Since antiquity, people have been asking themselves what it means to live a good life. How should I live? What constitutes a good life? What's the role of fate? What's the role of money? Is leading a good life a question of mindset, or is it more about reaching your goals? Is it better to actively seek happiness or to avoid unhappiness? Each generation poses these questions anew, and somehow the answers are always fundamentally disappointing. Why? Because we're constantly searching for a single principle, a single tenet, a single rule. Yet this holy grail -- a single, simple path to happiness -- doesn't exist. Rolf Dobelli -- successful businessman, founder of the TED-style ideas conference Zurich Minds, bestselling author, and all-around seeker of big ideas -- has made finding a shortcut to happiness his life's mission. He's synthesized the leading thinkers and the latest science in happiness to find the best shortcuts to satisfaction in THE ART OF THE GOOD LIFE, his follow up to the international bestseller The Art of Thinking Clearly (which has sold more than 2.5 million copies in 40 languages all around the globe). THE ART OF THE GOOD LIFE is a toolkit designed for practical living. Here you'll find fifty-two happiness hacks - from guilt-free shunning of technology to gleefully paying your parking tickets - that are certain to optimize your happiness. These tips may not guarantee you a good life, but they'll give you a better chance (and that's all any of us can ask for).

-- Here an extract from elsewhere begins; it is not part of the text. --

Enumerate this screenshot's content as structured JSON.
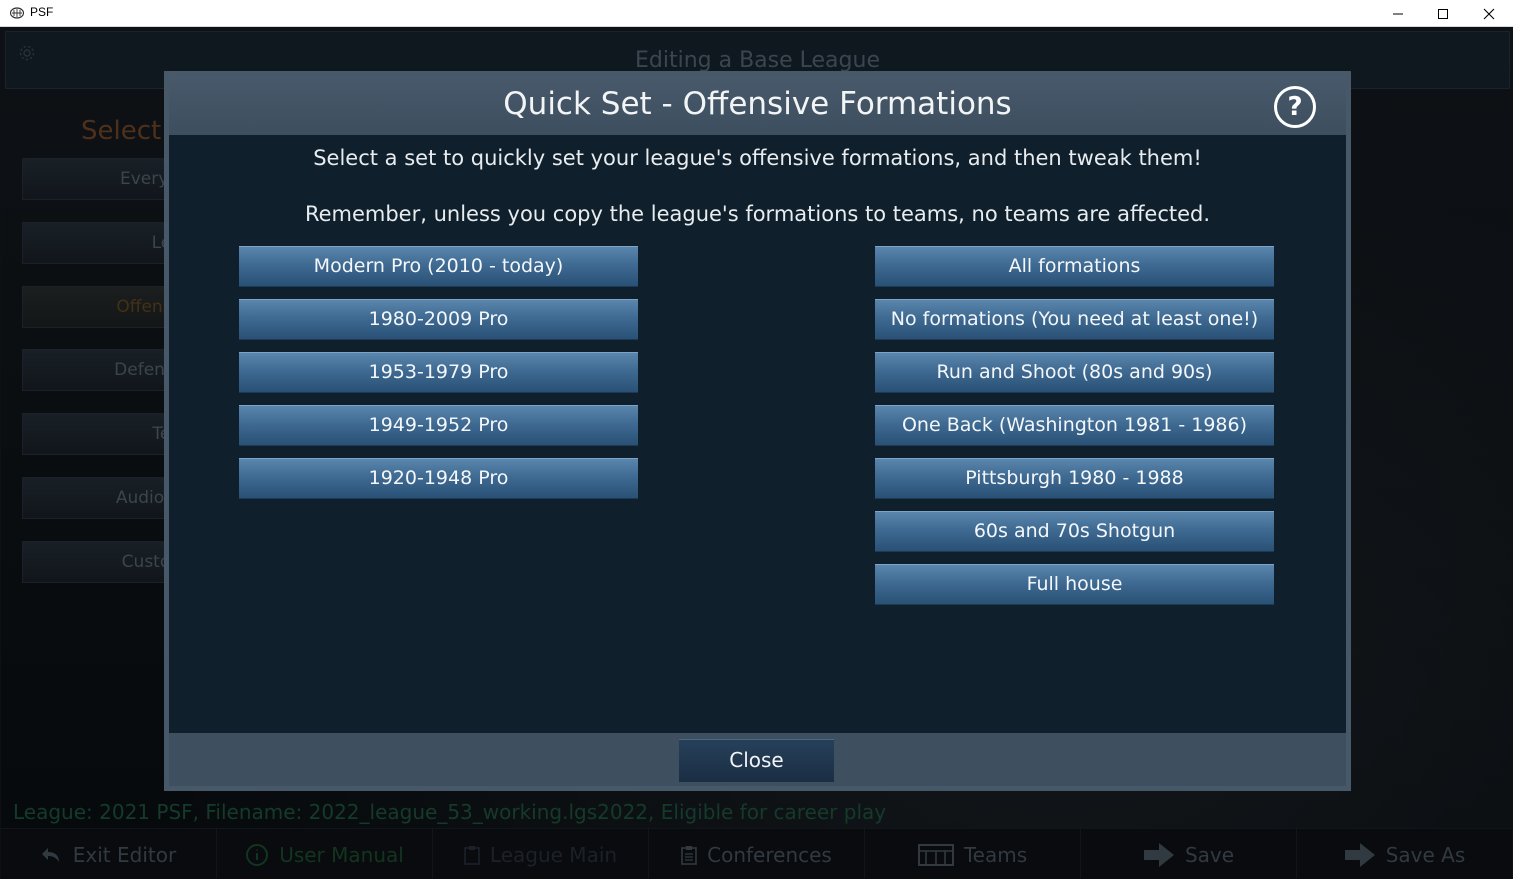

Author: M. Andrew Holowchak
Publisher: A&C Black
Release Date: 2008-04-22
Stoicism was a key philosophical movement in the Hellenistic period. Today, the stoics are central to the study of Ethics and Ancient Philosophy. In The Stoics: A Guide for the Perplexed, M. Andrew Holowchak sketches, from Zeno to Aurelius, a framework thatcaptures the tenor of stoic ethical thinking in its key terms. Drawing on the readily available works of Seneca, Epictetus and Aurelius, Holowchak makes ancient texts accessible to students unfamiliar with Stoic thought. Providing ancient and modern-day examples to illustrate Stoic principles, the author guides the reader through the main themes and ideas of Stoic thought: Stoic cosmology, epistemology, views of nature, selfknowledge, perfectionism and, in particular, ethics. Holowchak also endeavours to present Stoicism as an ethically viable way of life today through rejecting their notion of ethical perfectionism in favor of a type of ethical progressivism consistent with other key Stoic principles.